technology and eye

Is Cisco’s eye on FireEye?

Cisco is emerging as a cybersecurity player of note, with the relevant, strategic cybersecurity acquisitions to boot.

Its cybersecurity business is reported to contribute USD748 million in revenue, compared to the overall business’ total revenue of USD12 billion.

But, with acquisitions of cybersecurity vendors like Duo Security and Open DNS already chalking up a total amount of nearly USD3 billion, surely Cisco is ramping up to be a bigger cybersecurity player than it already is. Cisco already posts double digit percentage growth annually, compared to annual growth percentage of  pure-play vendors like Check Point.

Considering the unique area of IT that it provides solutions for; the network from silicon to architecture to even software, surely it also has to increase the breadth and relevance of its cybersecurity portfolio to protect the network end-to-end.

And it has done this over the years, not just with its “Security Everywhere” strategy that sees them bundling security solutions with their networking hardware.

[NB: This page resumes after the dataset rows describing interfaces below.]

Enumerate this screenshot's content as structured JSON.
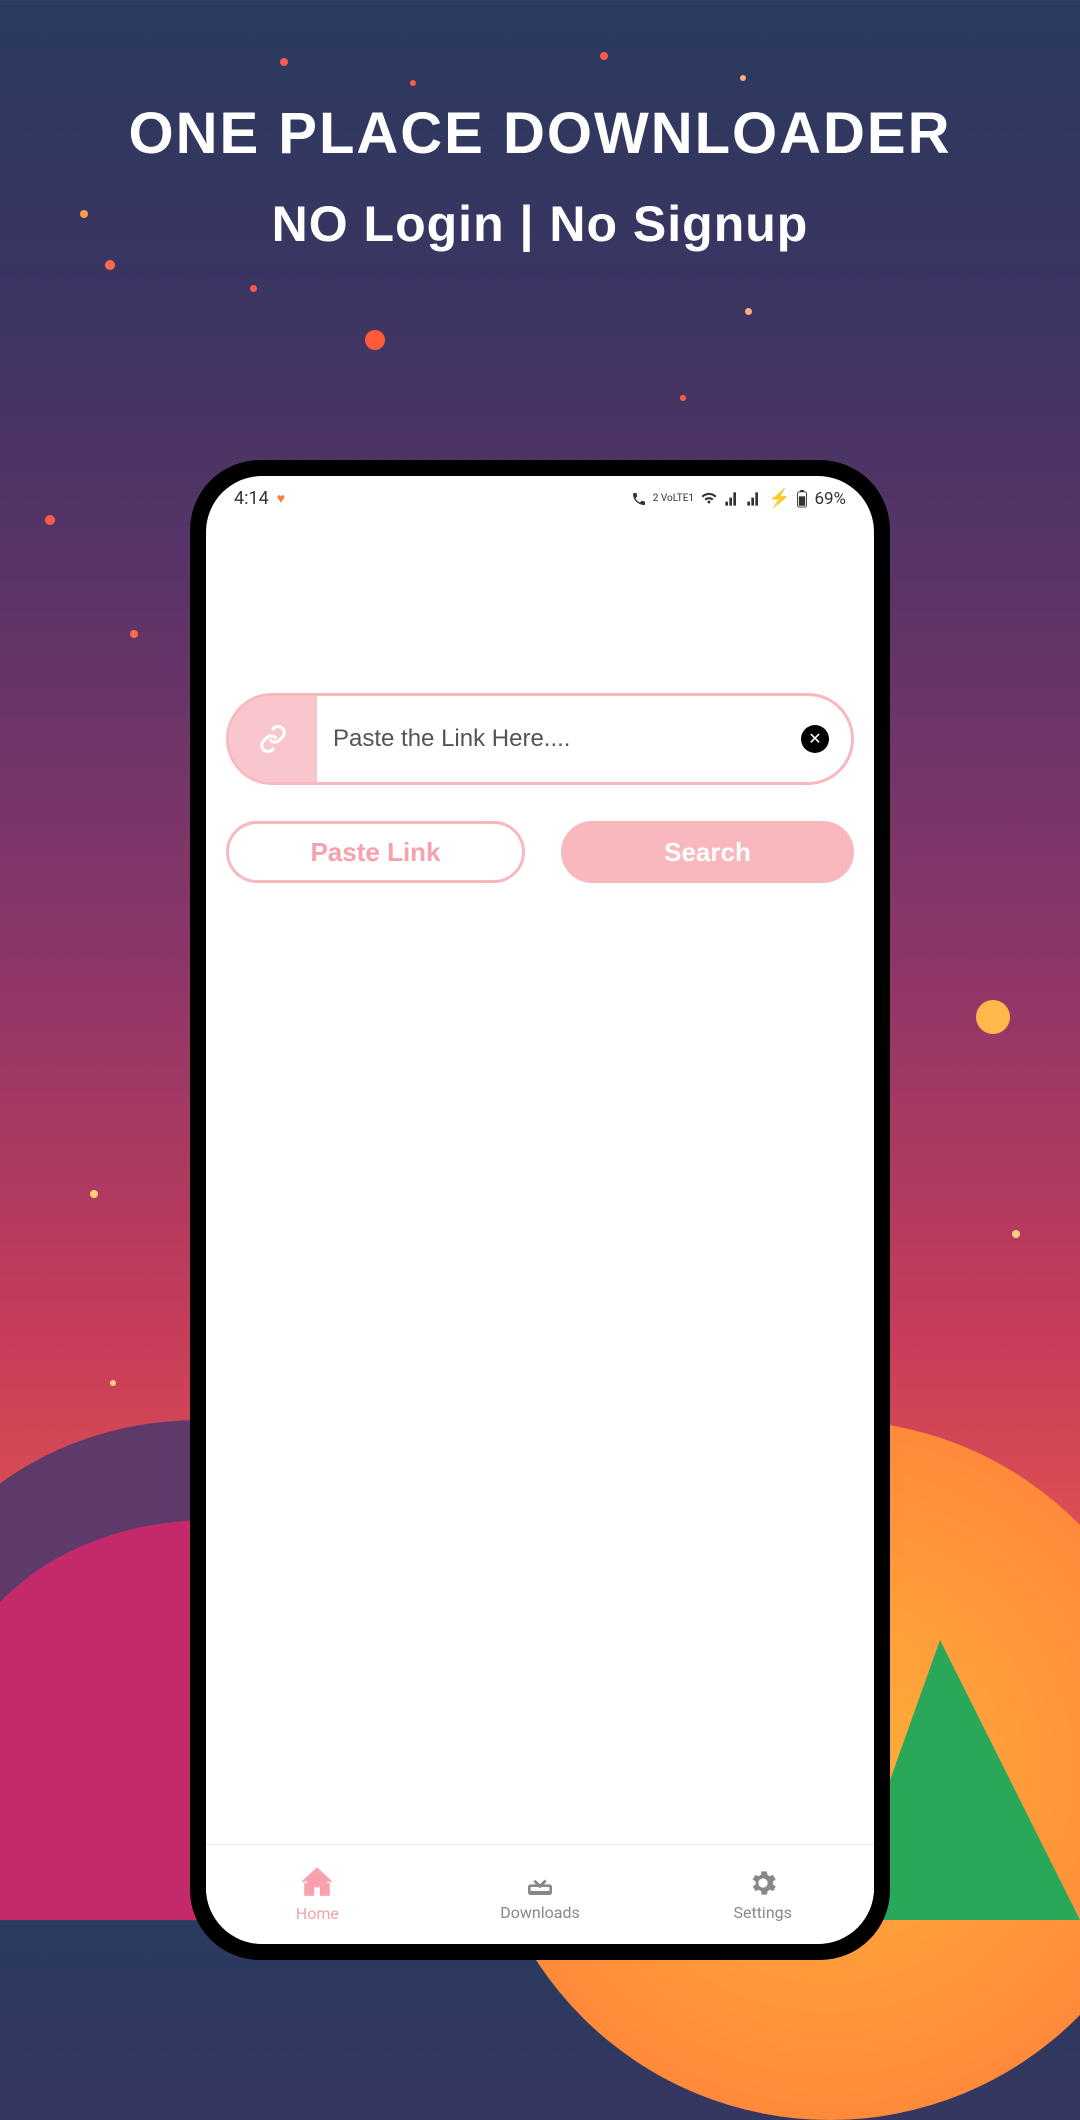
{
  "promo": {
    "title": "ONE PLACE DOWNLOADER",
    "subtitle": "NO Login | No Signup"
  },
  "statusBar": {
    "time": "4:14",
    "lteLabel": "2 VoLTE1",
    "battery": "69%"
  },
  "input": {
    "placeholder": "Paste the Link Here...."
  },
  "buttons": {
    "paste": "Paste Link",
    "search": "Search"
  },
  "nav": {
    "home": "Home",
    "downloads": "Downloads",
    "settings": "Settings"
  }
}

Besides this, Cisco has also executed more buys, some notable ones being SourceFire, ThreatGrid, IronPort, Cognitive Security, Lancope and so on.

According to, “Cisco has been deploying the same acquisition strategy for many years… the company buys rather small vendors – relative to its own size – that develop promising technologies.

“It then leverages its huge sales force, portfolio and client base to scale these acquisitions.”

So, with news reports coming around that Cisco may acquire FireEye, many may observe that it’s just Cisco executing their strategy to acquire more technologies, as usual.

However, advises caution, stating that this isn’t the first time there is speculation around Cisco acquiring FireEye or some other tech company. Events will remain uncertain till there is official  announcement.

“But before taking any action on such rumours, investors should first check whether the target company corresponds to Cisco’s strategy and portfolio,” the article pointed out.

Nasdaq had rationalised that despite FireEye’s fast growing cloud-based business, it still generates a majority of its revenue (52.6-percent in 2019) from legacy hardware that mostly deal with advanced security threats.

In other words, its legacy hardware is becoming less and less relevant in a business landscape that is slowly but surely shifting their apps and infrastructure to the cloud.

There is also mention of FireEye’s consultancy service, but Nasdaq views this as requiring human resources which can’t scale like cloud-based solutions can. Some of FireEye’s cloud-based security solutions also overlap with Cisco’s, for example endpoint protection and email security.

But, is this the whole picture as to why FireEye isn’t a good fit for Cisco?

Might we be leaving out other factors that would attest to the contrary?

If not FireEye this time, then who else would best complement Cisco’s cybersecurity portfolio, if any?